The Wayfair federal court decision allowing states to collect their sales taxes from internet sales in another state has the state in an uproar, as does the internet gambling prohibition the Trump administration tried to impose last year.
The sales tax decision hits at the heart of “no broad-based taxes” New Hampshire, while the internet gambling prohibition would have literally halted much of the Lottery Commission’s activities.
There will be more and more incidents like this as laws and state budget writers try to catch up with the technology.
It is always good to follow the money. If you do not, you may be impacted in new and significant ways, both in taxes and government services.
If the money dries up, so will the services because that is the way government works.
Garry Rayno may be reached at firstname.lastname@example.org

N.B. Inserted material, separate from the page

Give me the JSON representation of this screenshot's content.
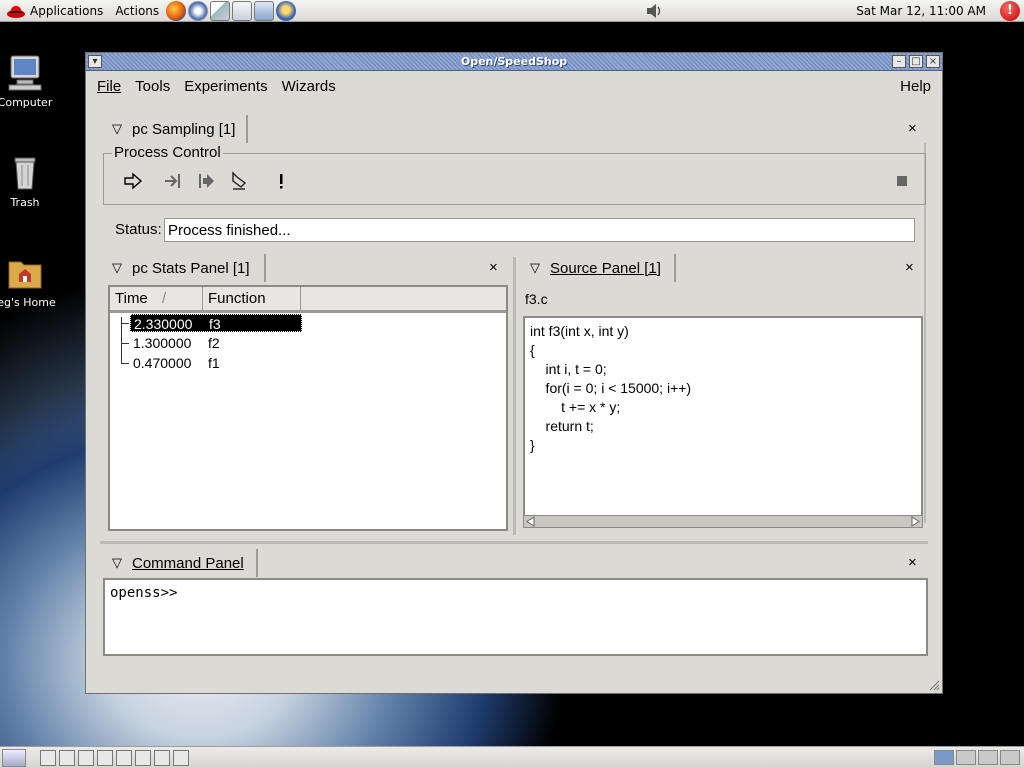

Distant Dome by veteran journalist Garry Rayno explores a broader perspective on the State House and state happenings for InDepthNH.org. Over his three-decade career, Rayno covered the NH State House for the New Hampshire Union Leader and Foster’s Daily Democrat. During his career, his coverage spanned the news spectrum, from local planning, school and select boards, to national issues such as electric industry deregulation and Presidential primaries. Rayno lives with his wife Carolyn in New London. InDepthNH.org is New Hampshire’s only nonprofit, online news outlet dedicated to holding government accountable and giving voice to marginalized people, places and ideas.